For all those volunteers you will be plenty of refreshments and snacks to keep you going“.
An inquiry team is currently looking at all aspects of the flooding crisis which hit the City over the Christmas period.
Several organisations, including the Council and some charities, were criticised at the time for being slow to respond, leaving the gap to be filled by willing – but largely uncoordinated – volunteers. It is this state of preparedness that should be one of the major issues under the Inquiries spotlight.
We hope that the materials donated and money collected will all now be put to good use.
As we reported yesterday, crime levels are becoming an increasing concern in York.
Over the weekend a telephone kiosk on Thanet Road and a litter bin on Woodthorpe Green were both damaged.

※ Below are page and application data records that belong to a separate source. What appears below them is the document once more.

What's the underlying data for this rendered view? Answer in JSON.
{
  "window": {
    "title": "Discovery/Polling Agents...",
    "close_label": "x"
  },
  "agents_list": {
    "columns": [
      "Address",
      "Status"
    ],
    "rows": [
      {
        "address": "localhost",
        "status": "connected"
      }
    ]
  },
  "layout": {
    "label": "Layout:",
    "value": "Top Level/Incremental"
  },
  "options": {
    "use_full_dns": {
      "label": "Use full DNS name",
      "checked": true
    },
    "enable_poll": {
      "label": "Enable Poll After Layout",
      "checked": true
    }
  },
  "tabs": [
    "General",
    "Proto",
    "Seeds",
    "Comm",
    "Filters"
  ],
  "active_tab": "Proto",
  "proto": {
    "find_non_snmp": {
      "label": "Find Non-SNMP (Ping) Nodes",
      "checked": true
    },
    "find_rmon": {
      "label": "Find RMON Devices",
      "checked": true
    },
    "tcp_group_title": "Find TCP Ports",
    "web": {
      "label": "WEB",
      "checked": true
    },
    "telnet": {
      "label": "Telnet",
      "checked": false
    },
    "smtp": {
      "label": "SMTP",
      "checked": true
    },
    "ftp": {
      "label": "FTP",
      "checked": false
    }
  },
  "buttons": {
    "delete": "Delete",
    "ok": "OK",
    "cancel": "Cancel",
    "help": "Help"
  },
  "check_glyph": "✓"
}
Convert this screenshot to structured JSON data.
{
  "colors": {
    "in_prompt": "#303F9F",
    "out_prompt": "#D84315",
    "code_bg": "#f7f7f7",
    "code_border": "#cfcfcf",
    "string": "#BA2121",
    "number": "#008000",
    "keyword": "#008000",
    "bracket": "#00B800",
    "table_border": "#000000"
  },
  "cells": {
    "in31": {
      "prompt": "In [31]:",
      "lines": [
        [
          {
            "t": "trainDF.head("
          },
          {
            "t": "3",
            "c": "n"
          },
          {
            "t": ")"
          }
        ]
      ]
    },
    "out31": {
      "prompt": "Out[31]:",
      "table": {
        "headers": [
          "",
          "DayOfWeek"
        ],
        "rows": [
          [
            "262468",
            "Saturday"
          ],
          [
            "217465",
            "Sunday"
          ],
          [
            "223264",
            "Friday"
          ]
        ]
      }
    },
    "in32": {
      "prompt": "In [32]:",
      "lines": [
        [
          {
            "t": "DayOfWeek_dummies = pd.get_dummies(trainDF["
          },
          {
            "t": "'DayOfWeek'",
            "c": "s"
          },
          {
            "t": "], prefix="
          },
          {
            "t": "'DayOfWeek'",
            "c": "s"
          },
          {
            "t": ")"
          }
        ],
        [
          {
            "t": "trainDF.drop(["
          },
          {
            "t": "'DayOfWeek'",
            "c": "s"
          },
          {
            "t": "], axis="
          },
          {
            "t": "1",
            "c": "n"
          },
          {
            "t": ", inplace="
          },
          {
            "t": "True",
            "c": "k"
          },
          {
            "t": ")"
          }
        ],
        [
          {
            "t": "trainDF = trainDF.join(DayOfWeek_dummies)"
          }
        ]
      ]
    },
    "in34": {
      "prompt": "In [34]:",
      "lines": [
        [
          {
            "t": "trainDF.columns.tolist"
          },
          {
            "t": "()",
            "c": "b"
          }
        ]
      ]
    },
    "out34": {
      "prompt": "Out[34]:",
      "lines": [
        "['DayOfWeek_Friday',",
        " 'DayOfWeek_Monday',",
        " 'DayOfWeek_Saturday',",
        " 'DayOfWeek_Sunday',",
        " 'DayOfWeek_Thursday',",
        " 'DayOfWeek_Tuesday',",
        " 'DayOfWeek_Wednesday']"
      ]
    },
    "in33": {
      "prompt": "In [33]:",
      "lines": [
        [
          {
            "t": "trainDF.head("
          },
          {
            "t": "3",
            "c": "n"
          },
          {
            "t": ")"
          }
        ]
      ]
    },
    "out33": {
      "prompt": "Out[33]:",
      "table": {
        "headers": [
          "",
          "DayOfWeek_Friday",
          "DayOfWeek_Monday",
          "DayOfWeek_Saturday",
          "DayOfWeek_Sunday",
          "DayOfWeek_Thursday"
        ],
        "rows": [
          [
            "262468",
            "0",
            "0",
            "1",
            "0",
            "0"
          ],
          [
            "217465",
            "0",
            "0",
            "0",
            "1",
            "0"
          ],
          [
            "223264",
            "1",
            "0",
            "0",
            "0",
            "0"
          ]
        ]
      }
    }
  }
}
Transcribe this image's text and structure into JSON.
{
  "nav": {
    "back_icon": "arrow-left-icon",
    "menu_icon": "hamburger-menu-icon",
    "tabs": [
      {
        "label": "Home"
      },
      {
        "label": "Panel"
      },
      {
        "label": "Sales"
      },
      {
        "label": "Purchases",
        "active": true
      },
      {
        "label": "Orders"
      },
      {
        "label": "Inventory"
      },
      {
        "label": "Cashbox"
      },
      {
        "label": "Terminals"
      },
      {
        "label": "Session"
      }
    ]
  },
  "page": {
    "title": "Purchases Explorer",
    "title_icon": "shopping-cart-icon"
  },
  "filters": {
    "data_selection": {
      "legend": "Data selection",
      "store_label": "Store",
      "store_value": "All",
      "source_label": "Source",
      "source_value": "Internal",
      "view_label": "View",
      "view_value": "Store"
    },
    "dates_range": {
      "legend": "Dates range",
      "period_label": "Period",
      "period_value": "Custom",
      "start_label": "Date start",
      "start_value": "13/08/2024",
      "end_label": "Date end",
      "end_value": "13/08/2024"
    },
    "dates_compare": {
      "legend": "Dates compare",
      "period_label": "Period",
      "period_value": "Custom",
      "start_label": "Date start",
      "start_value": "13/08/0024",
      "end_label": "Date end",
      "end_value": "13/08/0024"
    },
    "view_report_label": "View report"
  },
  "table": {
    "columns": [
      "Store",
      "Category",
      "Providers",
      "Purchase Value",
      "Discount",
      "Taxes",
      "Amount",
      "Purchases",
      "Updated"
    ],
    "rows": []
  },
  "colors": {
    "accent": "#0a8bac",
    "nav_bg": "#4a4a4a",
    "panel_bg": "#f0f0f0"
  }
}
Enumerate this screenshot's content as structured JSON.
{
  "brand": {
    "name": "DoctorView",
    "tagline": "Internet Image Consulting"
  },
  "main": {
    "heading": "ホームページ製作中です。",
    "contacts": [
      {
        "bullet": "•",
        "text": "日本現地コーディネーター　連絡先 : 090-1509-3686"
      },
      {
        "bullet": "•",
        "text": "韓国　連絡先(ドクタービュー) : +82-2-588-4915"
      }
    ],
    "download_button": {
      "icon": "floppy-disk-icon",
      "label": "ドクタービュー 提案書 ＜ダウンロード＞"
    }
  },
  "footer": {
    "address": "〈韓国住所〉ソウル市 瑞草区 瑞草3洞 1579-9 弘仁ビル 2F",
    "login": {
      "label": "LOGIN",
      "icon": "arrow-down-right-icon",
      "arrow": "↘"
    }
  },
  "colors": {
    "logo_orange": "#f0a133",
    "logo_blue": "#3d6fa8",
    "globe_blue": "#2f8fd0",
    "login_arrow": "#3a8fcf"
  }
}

Another unusual hazard has arisen on St Stephens Road. Bees are swarming in a tree there. We hope to get a bee keeper to take them away.
Elsewhere more mundane issues have been reported by Andrew Waller following one of his periodic inspection tours.
Finally some good news with the flower tubs on Beagle Ridge Drive – which are sponsored by the residents association – having been planted out by volunteers
Various : Mon 6 Jun – Fri 10 Jun : Various : Free
Do you have a little spare time and are you looking for something new to get involved in?
Come along to find out about local opportunities.
We are running Volunteer Fairs throughout the week in a library near you.
Acomb Explore Library : Tue 7 Jun : 10.00am – 3.00pm : Free
Come and find out about our fantastic Volunteer opportunities we have at Explore Acomb Library. We have new Volunteer roles to launch for all ages and an exciting new Reading Hack Volunteer Programme for 13 to 24 year olds! We will also have representatives from Dementia Forward to chat about their volunteer opportunities. Our Explore cafe will be open for refreshments.
The Charter for Volunteering Mark has been set up by York CVS as a way of helping to raise the standard of volunteering programmes across the city. The council is only the second organisation to be awarded the Mark, following the National Railway Museum’s success earlier this year.
The council supports a network of around 1,700 volunteers who lend their time and expertise in a wide range of opportunities linked to the organisation. These include snow wardens, school governors, mentors for looked after children, walking and cycling leaders and volunteers who support adult learning and projects in parks and open spaces.
The Mark has been awarded for the quality of the volunteering programmes which are assessed against eight different charter principles. These standards include offering opportunities which are safe, enjoyable and of a high quality. All council volunteers have a voice and benefit from a supportive network of around 40 dedicated volunteer leaders. Most importantly the programmes make a real and positive contribution to improving the lives of others in the city, as well as offering personal development opportunities to the volunteers themselves.
Councillor Nigel Ayre, Executive Member for Culture, Leisure and Tourism with responsibility for Volunteering said: “We’re proud to accept this Charter Mark which recognises the professionalism of our volunteering programmes. The award confirms that volunteers who can give even a little in any of our programmes can expect to get a lot out of it and we’d encourage anyone who thinks they may be able to volunteer to get in touch with us.”
For more information on volunteering with City of York Council contact Michal Czekajlo, Volunteer Co-ordinator on firstname.lastname@example.org or call 01904 551841
A communal bathroom and two hair salons at three of the city’s sheltered accommodation schemes plus a computer training room in a supported hostel for the homeless will each get a fresh coat of paint by staff from EDGE Services.